Shellfish growers in the Pacific Northwest can now closely monitor the safety of their oysters, mussels, and clams thanks to a new Web based information system that provides near-real time water quality information. This information is available from the System Wide Monitoring Program operating at NOAA’s National Estuarine Research Reserves in Alaska, Washington, and Oregon, as well as from four buoys in Hood Canal operated by the University of Washington’s Oceanic Remote Chemical-Optical Analyzer project.
is committed to working with our partners to provide coastal and ocean
resource users with accurate, timely environmental data,” said
Laurie McGilvray, chief of NOAA’s Estuarine Reserves Division,
which administers NERRS. “This project demonstrates the value
of such partnerships, the core principle of the National Estuarine
Research Reserve System.”
The Web site displays up-to-date water temperature, salinity, oxygen, turbidity, pH, and chlorophyll data from the Kachemak Bay, Alaska; Padilla Bay, Wash.; and South Slough, Ore. reserves, as well as from Hood Canal, Wash. Future sites are also being planned.

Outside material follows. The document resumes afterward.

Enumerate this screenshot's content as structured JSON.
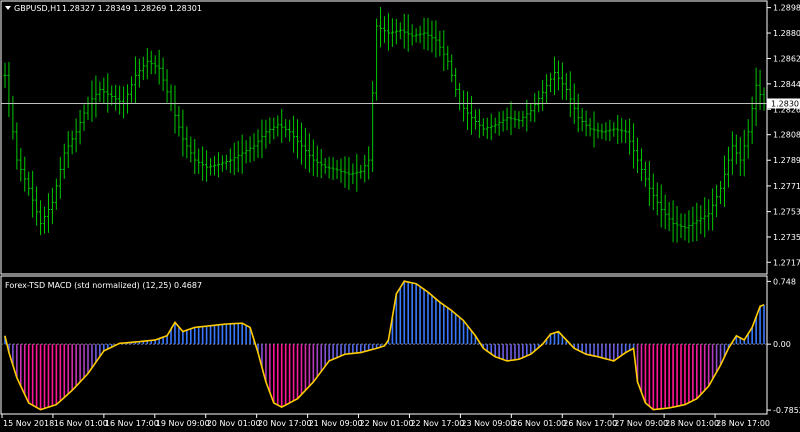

“Current, accurate assessments of water quality data will help commercial shellfish growers manage their stocks to protect public health from potentially dangerous shellfish diseases that can result from sudden changes in water quality,” said Cathy Angell, the coastal training program coordinator at the Padilla Bay reserve, who spearheaded development of the Web site with support from research coordinators at the three reserves. “For example, in Alaska, growers are particularly concerned about vibrio, a bacterium that flourishes with excessive temperature or salinity changes. Growers in Kachemak Bay could reposition their nets based on data that comes out of the reserve.”
The project received funding from NOAA’s Coastal Services Center, the National Estuarine Research Reserve Association, and NANOOS. Technical assistance was provided by the Pacific Coast Shellfish Growers Association and the Pacific Shellfish Institute.
The data are available thanks to the telemetering capability added to the System Wide Monitoring Program last year in order to strengthen the burgeoning Integrated Ocean Observing System. Water quality and weather data are transmitted every 30 minutes via satellite from monitoring stations at all 27 National Estuarine Research Reserves. NANOOS added other real-time sites from their system.
NERRS is a network of 27 estuarine areas in 23 states and Puerto Rico protected for long-term research, education and stewardship. Each reserve is managed by a state agency or university in collaboration with other local partners. NOAA provides matched funding and national program guidance and technical assistance.
NOAA is dedicated to enhancing economic security and national safety through the prediction and research of weather and climate-related events and information service delivery for transportation, and by providing environmental stewardship of our nation's coastal and marine resources. Through the emerging Global Earth Observation System of Systems (GEOSS), NOAA is working with its federal partners, more than 60 countries and the European Commission to develop a global monitoring network that is as integrated as the planet it observes, predicts and protects.
On the Internet:
National Ocean Service: http://oceanservice.noaa.gov
National Estuarine Research Reserves: http://www.nerrs.noaa.gov
Water Quality Data for Pacific Northwest Shellfish Growers: